## WHAT IS NEEDED
Each line that holds the string "label" counts once. Say how many such lines the entries have, giving the number only.
MATERIAL SUPPLIED below:
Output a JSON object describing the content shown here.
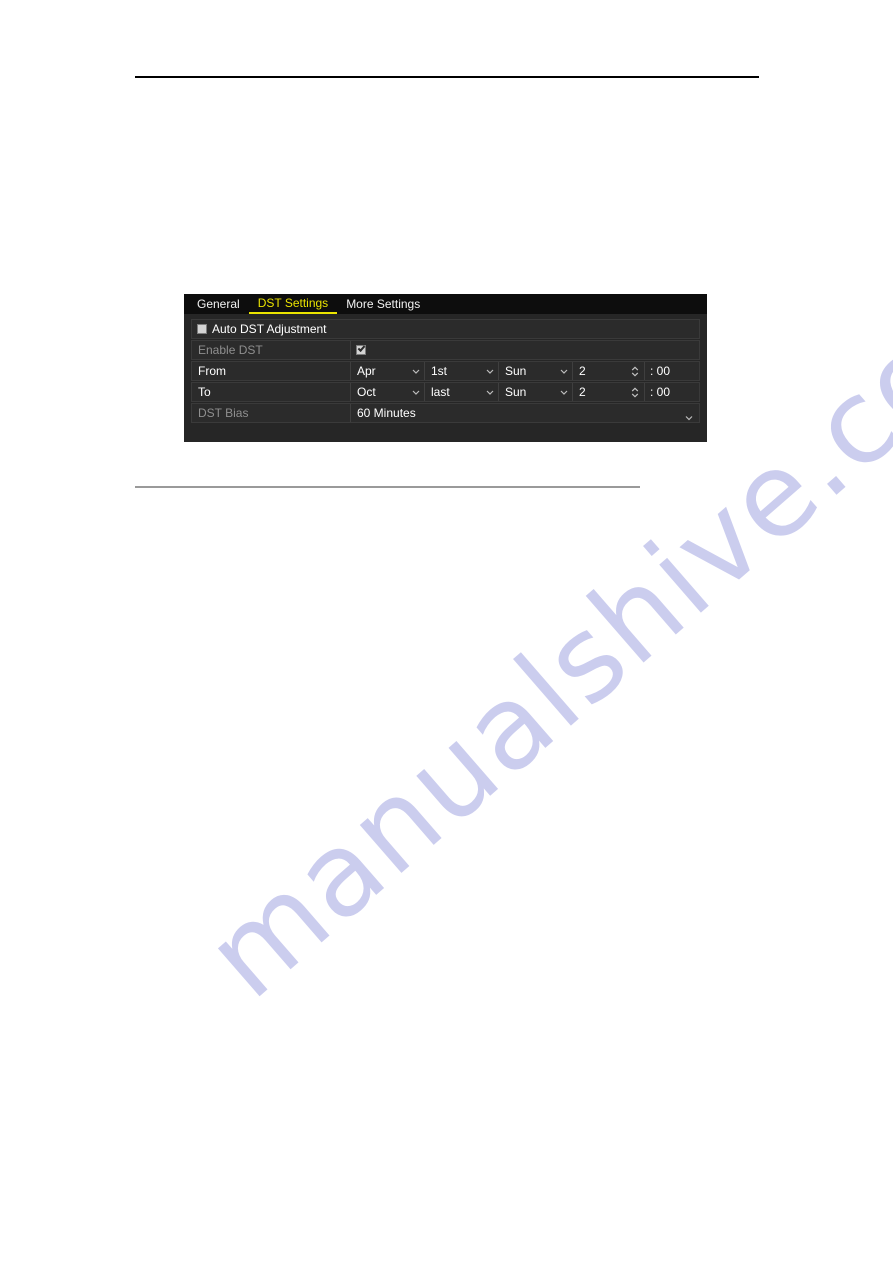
{
  "page": {
    "background_color": "#ffffff",
    "rules": {
      "top_color": "#000000",
      "bottom_color": "#9a9a9a"
    },
    "watermark": {
      "text": "manualshive.com",
      "color": "#c9cbee"
    }
  },
  "dialog": {
    "background_color": "#262626",
    "tabbar": {
      "background_color": "#0d0d0d",
      "active_color": "#ebe400",
      "tabs": [
        {
          "label": "General",
          "active": false
        },
        {
          "label": "DST Settings",
          "active": true
        },
        {
          "label": "More Settings",
          "active": false
        }
      ]
    },
    "auto_dst": {
      "label": "Auto DST Adjustment",
      "checked": false
    },
    "rows": {
      "enable_dst": {
        "label": "Enable DST",
        "checked": true
      },
      "from": {
        "label": "From",
        "month": "Apr",
        "ordinal": "1st",
        "weekday": "Sun",
        "hour": "2",
        "minute": ": 00"
      },
      "to": {
        "label": "To",
        "month": "Oct",
        "ordinal": "last",
        "weekday": "Sun",
        "hour": "2",
        "minute": ": 00"
      },
      "dst_bias": {
        "label": "DST Bias",
        "value": "60 Minutes"
      }
    },
    "icons": {
      "dropdown": "chevron-down-icon",
      "spinner": "up-down-spinner-icon",
      "checkbox": "checkbox-icon"
    }
  }
}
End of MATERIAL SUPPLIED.
## THE ANSWER
8